If the film’s script is its major flaw, then the look of the film clearly flawless thanks to the colorful, lush cinematography of Wally Pfister helmed by the organic, wooden house of Jane from veteran production designer and Thirteen director Catherine Hardwicke. Another aspect that made Laurel Canyon worth watching is the film’s music with its atmospheric score from Shudder to Think’s Craig Wedren to some of the original songs for Ian’s band written by Mark Linkous that are nice, rocking alt-pop stuff along with a great ballad all of the songs sung by Alessandro Nivola, who has a nice voice. The film’s soundtrack though is even better than the actual film with cuts from Mercury Rev, Clinic, The Butthole Surfers, Sparklehorse, and Elvis Costello along with classic stuff from Eartha Kitt, Serge Gainsbourg, Baxter Dury, Roxy Music, T-Rex, and Steely Dan. The soundtrack clearly is a highlight of the film as whom better to get in the mood to than with some obscure cuts from T-Rex and Roxy Music and striptease to Gainsbourg.
While the film’s cast an undoubtedly great group of actors, some just don’t fare well in their performances. While the smaller roles of Melissa De Sousa, Rick Gonzalez, and Gina Doctor as a naked mental patient are performed well along with the guys who plays Nivola’s bandmates, that included indie-rock icon Lou Barlow, Russell Pollard, and Imaad Wasif are fun to watch. The same couldn’t be said for the film’s leads since the supporting cast undoubtedly overshadows them. Christian Bale is an excellent actor but his character of Sam is pretty dull throughout the film except in scenes with Natascha McElhone. Bale doesn’t shine the same kind of chemistry with Kate Beckinsale since it lacks spark and any sense of excitement.
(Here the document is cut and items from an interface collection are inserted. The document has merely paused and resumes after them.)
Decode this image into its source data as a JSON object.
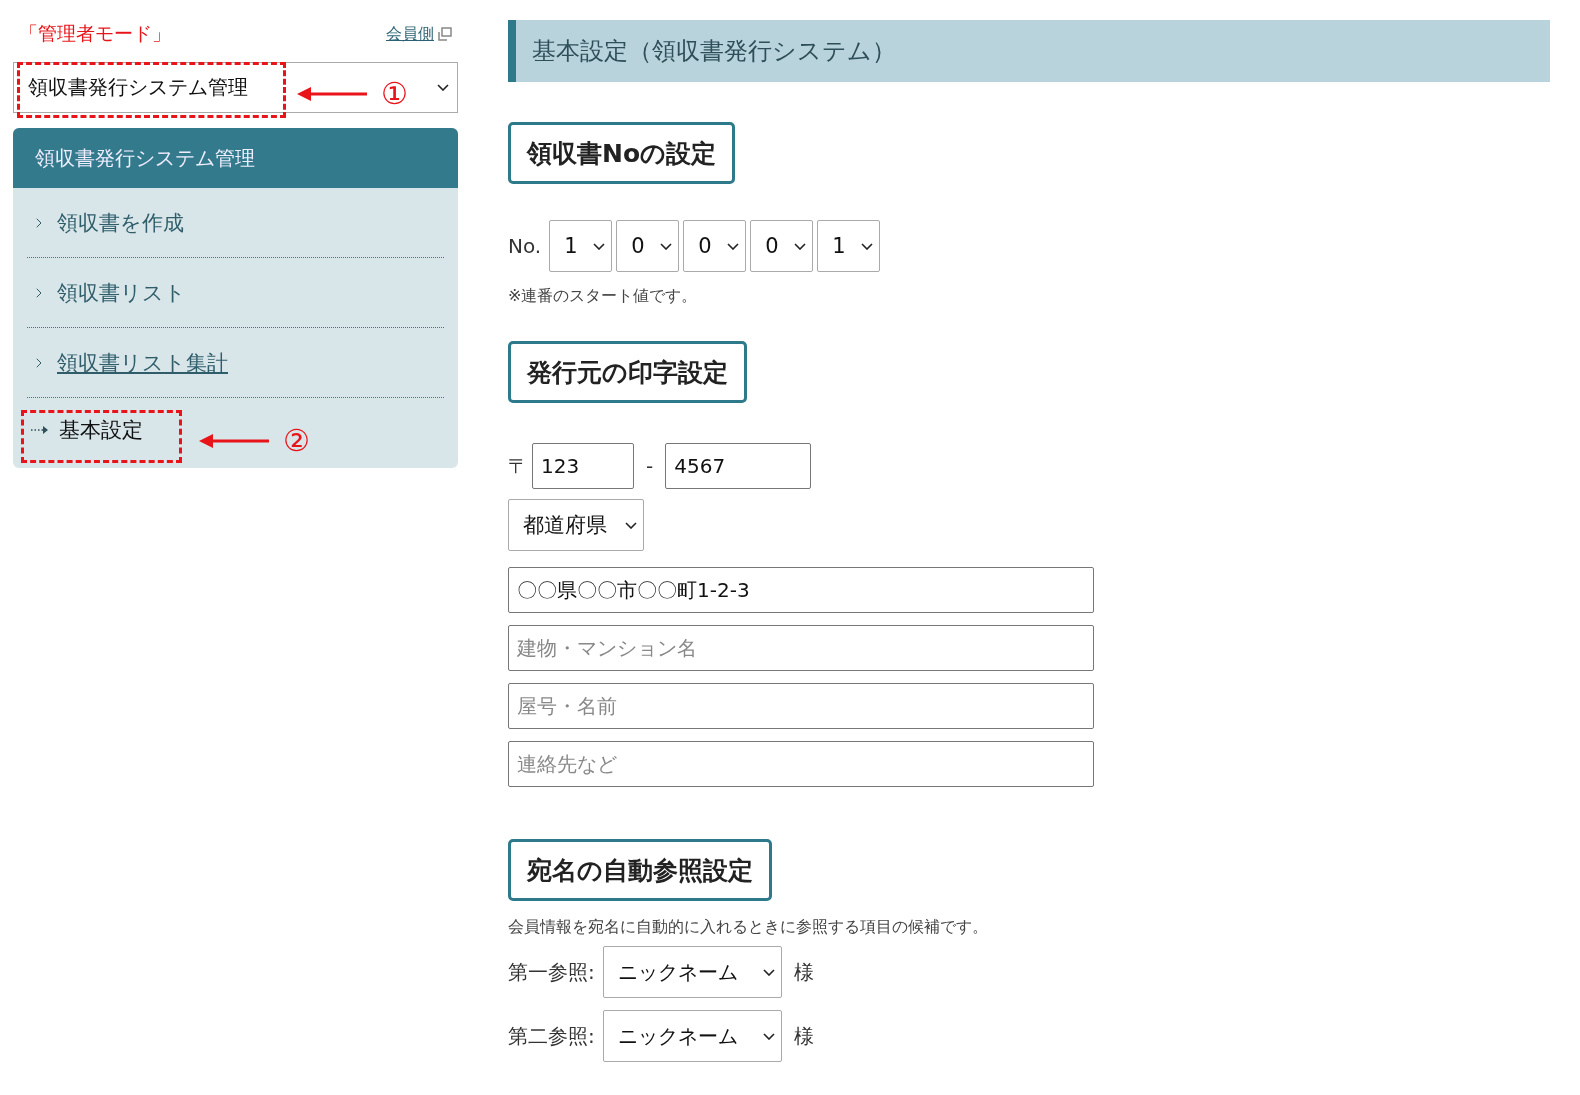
{
  "sidebar": {
    "mode_label": "「管理者モード」",
    "member_link": "会員側",
    "system_select": {
      "value": "領収書発行システム管理"
    },
    "menu": {
      "title": "領収書発行システム管理",
      "items": [
        {
          "label": "領収書を作成",
          "selected": false,
          "hovered": false
        },
        {
          "label": "領収書リスト",
          "selected": false,
          "hovered": false
        },
        {
          "label": "領収書リスト集計",
          "selected": false,
          "hovered": true
        },
        {
          "label": "基本設定",
          "selected": true,
          "hovered": false
        }
      ]
    }
  },
  "annotations": [
    {
      "label": "①"
    },
    {
      "label": "②"
    }
  ],
  "main": {
    "title": "基本設定（領収書発行システム）",
    "receipt_no": {
      "heading": "領収書Noの設定",
      "prefix": "No.",
      "digits": [
        "1",
        "0",
        "0",
        "0",
        "1"
      ],
      "note": "※連番のスタート値です。"
    },
    "issuer": {
      "heading": "発行元の印字設定",
      "postal_mark": "〒",
      "postal_1": "123",
      "postal_sep": "-",
      "postal_2": "4567",
      "prefecture": "都道府県",
      "fields": [
        {
          "value": "〇〇県〇〇市〇〇町1-2-3"
        },
        {
          "placeholder": "建物・マンション名"
        },
        {
          "placeholder": "屋号・名前"
        },
        {
          "placeholder": "連絡先など"
        }
      ]
    },
    "addressee": {
      "heading": "宛名の自動参照設定",
      "description": "会員情報を宛名に自動的に入れるときに参照する項目の候補です。",
      "refs": [
        {
          "label": "第一参照:",
          "value": "ニックネーム",
          "suffix": "様"
        },
        {
          "label": "第二参照:",
          "value": "ニックネーム",
          "suffix": "様"
        }
      ]
    }
  }
}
Beckinsale though fares a bit better as she plays up to her sexy image in her scenes with Nivola and Frances McDormand. Though by the film’s end when she is confronted by Bale, her dramatic chops aren’t very convincing and come off in a bland way in the end though she tries her best to make her character interesting.
While it’s kind of a disappointing follow-up to High Art, Laurel Canyon is a fine film from Lisa Cholodenko thanks to Frances McDormand, Alessandro Nivola, Natascha McElhone and its soundtrack. Fans of Christian Bale and Kate Beckinsale would best find other films as Bale is already on his way to be the next Batman though Beckinsale’s performance in Laurel Canyon is still better than the one she gave in the 2001 crap fest Pearl Harbor. While Laurel Canyon isn’t a strong film, it’s still got some fine moments while for music fans; the best thing to do is pick up the soundtrack. Watch Laurel Canyon for its performances from McDormand, Nivola, and McElhone.
Lisa Cholodenko Films: (High Art) - (Cavedweller) - (The Kids Are All Right)
(C) thevoid99 2011